**What you need to do**
Repeat the records below exactly as they appear.

(Records for the task Opens)

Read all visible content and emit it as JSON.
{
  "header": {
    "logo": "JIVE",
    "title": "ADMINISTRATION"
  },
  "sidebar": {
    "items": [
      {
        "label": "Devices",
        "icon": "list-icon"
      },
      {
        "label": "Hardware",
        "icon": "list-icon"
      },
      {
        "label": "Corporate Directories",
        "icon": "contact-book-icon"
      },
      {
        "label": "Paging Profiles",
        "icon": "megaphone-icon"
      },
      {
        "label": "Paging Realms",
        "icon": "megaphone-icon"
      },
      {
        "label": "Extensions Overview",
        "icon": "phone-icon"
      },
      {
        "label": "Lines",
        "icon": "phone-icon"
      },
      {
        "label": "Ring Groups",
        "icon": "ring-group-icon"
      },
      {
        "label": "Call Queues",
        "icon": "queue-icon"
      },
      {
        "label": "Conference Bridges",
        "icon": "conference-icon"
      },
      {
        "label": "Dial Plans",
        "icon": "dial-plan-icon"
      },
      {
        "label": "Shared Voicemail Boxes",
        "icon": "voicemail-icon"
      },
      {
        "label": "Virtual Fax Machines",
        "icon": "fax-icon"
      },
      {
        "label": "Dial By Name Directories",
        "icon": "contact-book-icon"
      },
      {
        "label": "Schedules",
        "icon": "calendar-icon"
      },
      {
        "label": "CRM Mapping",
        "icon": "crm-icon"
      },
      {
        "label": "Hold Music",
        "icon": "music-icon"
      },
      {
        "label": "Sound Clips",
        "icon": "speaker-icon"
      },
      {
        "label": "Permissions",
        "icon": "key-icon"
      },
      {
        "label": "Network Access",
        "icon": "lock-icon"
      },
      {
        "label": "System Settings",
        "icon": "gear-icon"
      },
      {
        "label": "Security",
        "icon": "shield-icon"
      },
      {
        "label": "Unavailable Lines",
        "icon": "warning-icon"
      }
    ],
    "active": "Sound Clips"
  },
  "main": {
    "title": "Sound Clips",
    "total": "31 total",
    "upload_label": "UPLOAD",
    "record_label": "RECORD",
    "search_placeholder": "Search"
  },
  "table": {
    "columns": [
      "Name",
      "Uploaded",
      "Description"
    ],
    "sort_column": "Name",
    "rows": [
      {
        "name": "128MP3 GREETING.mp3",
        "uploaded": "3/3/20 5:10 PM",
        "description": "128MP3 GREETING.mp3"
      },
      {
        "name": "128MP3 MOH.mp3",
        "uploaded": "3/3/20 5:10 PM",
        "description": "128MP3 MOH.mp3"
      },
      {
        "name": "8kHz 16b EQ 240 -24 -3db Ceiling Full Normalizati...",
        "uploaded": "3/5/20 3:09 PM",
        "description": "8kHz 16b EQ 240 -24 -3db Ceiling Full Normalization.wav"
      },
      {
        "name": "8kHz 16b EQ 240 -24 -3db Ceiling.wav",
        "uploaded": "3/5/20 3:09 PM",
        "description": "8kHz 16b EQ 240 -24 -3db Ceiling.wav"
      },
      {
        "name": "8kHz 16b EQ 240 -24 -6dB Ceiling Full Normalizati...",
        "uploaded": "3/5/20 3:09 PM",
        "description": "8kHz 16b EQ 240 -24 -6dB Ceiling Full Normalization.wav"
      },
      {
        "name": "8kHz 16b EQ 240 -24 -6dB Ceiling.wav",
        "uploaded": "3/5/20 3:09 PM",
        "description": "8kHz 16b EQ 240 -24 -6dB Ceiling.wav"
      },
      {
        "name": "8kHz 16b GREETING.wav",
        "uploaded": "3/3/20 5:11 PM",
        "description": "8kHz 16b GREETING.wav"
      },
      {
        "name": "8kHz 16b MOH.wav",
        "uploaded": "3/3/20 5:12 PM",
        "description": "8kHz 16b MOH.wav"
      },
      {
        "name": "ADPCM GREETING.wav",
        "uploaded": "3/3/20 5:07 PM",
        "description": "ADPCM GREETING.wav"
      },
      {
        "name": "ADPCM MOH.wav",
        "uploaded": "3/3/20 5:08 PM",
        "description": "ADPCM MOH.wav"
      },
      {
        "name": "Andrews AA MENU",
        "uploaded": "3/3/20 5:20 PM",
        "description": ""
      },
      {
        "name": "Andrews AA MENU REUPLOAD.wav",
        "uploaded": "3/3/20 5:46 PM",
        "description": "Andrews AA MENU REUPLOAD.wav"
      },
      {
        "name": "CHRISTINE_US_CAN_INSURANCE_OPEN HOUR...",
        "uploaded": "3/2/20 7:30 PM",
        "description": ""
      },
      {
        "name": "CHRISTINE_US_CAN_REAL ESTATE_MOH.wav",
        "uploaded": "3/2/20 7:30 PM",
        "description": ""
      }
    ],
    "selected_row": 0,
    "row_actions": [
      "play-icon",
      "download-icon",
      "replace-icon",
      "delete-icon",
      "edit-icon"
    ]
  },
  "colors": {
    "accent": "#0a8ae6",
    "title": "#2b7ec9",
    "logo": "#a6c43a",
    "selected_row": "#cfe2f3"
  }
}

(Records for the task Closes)

**Response below**
Read all visible content and emit it as JSON.
{
  "header": {
    "logo": "JIVE",
    "title": "ADMINISTRATION"
  },
  "sidebar": {
    "items": [
      {
        "label": "Devices",
        "icon": "list-icon"
      },
      {
        "label": "Hardware",
        "icon": "list-icon"
      },
      {
        "label": "Corporate Directories",
        "icon": "contact-book-icon"
      },
      {
        "label": "Paging Profiles",
        "icon": "megaphone-icon"
      },
      {
        "label": "Paging Realms",
        "icon": "megaphone-icon"
      },
      {
        "label": "Extensions Overview",
        "icon": "phone-icon"
      },
      {
        "label": "Lines",
        "icon": "phone-icon"
      },
      {
        "label": "Ring Groups",
        "icon": "ring-group-icon"
      },
      {
        "label": "Call Queues",
        "icon": "queue-icon"
      },
      {
        "label": "Conference Bridges",
        "icon": "conference-icon"
      },
      {
        "label": "Dial Plans",
        "icon": "dial-plan-icon"
      },
      {
        "label": "Shared Voicemail Boxes",
        "icon": "voicemail-icon"
      },
      {
        "label": "Virtual Fax Machines",
        "icon": "fax-icon"
      },
      {
        "label": "Dial By Name Directories",
        "icon": "contact-book-icon"
      },
      {
        "label": "Schedules",
        "icon": "calendar-icon"
      },
      {
        "label": "CRM Mapping",
        "icon": "crm-icon"
      },
      {
        "label": "Hold Music",
        "icon": "music-icon"
      },
      {
        "label": "Sound Clips",
        "icon": "speaker-icon"
      },
      {
        "label": "Permissions",
        "icon": "key-icon"
      },
      {
        "label": "Network Access",
        "icon": "lock-icon"
      },
      {
        "label": "System Settings",
        "icon": "gear-icon"
      },
      {
        "label": "Security",
        "icon": "shield-icon"
      },
      {
        "label": "Unavailable Lines",
        "icon": "warning-icon"
      }
    ],
    "active": "Sound Clips"
  },
  "main": {
    "title": "Sound Clips",
    "total": "31 total",
    "upload_label": "UPLOAD",
    "record_label": "RECORD",
    "search_placeholder": "Search"
  },
  "table": {
    "columns": [
      "Name",
      "Uploaded",
      "Description"
    ],
    "sort_column": "Name",
    "rows": [
      {
        "name": "128MP3 GREETING.mp3",
        "uploaded": "3/3/20 5:10 PM",
        "description": "128MP3 GREETING.mp3"
      },
      {
        "name": "128MP3 MOH.mp3",
        "uploaded": "3/3/20 5:10 PM",
        "description": "128MP3 MOH.mp3"
      },
      {
        "name": "8kHz 16b EQ 240 -24 -3db Ceiling Full Normalizati...",
        "uploaded": "3/5/20 3:09 PM",
        "description": "8kHz 16b EQ 240 -24 -3db Ceiling Full Normalization.wav"
      },
      {
        "name": "8kHz 16b EQ 240 -24 -3db Ceiling.wav",
        "uploaded": "3/5/20 3:09 PM",
        "description": "8kHz 16b EQ 240 -24 -3db Ceiling.wav"
      },
      {
        "name": "8kHz 16b EQ 240 -24 -6dB Ceiling Full Normalizati...",
        "uploaded": "3/5/20 3:09 PM",
        "description": "8kHz 16b EQ 240 -24 -6dB Ceiling Full Normalization.wav"
      },
      {
        "name": "8kHz 16b EQ 240 -24 -6dB Ceiling.wav",
        "uploaded": "3/5/20 3:09 PM",
        "description": "8kHz 16b EQ 240 -24 -6dB Ceiling.wav"
      },
      {
        "name": "8kHz 16b GREETING.wav",
        "uploaded": "3/3/20 5:11 PM",
        "description": "8kHz 16b GREETING.wav"
      },
      {
        "name": "8kHz 16b MOH.wav",
        "uploaded": "3/3/20 5:12 PM",
        "description": "8kHz 16b MOH.wav"
      },
      {
        "name": "ADPCM GREETING.wav",
        "uploaded": "3/3/20 5:07 PM",
        "description": "ADPCM GREETING.wav"
      },
      {
        "name": "ADPCM MOH.wav",
        "uploaded": "3/3/20 5:08 PM",
        "description": "ADPCM MOH.wav"
      },
      {
        "name": "Andrews AA MENU",
        "uploaded": "3/3/20 5:20 PM",
        "description": ""
      },
      {
        "name": "Andrews AA MENU REUPLOAD.wav",
        "uploaded": "3/3/20 5:46 PM",
        "description": "Andrews AA MENU REUPLOAD.wav"
      },
      {
        "name": "CHRISTINE_US_CAN_INSURANCE_OPEN HOUR...",
        "uploaded": "3/2/20 7:30 PM",
        "description": ""
      },
      {
        "name": "CHRISTINE_US_CAN_REAL ESTATE_MOH.wav",
        "uploaded": "3/2/20 7:30 PM",
        "description": ""
      }
    ],
    "selected_row": 0,
    "row_actions": [
      "play-icon",
      "download-icon",
      "replace-icon",
      "delete-icon",
      "edit-icon"
    ]
  },
  "colors": {
    "accent": "#0a8ae6",
    "title": "#2b7ec9",
    "logo": "#a6c43a",
    "selected_row": "#cfe2f3"
  }
}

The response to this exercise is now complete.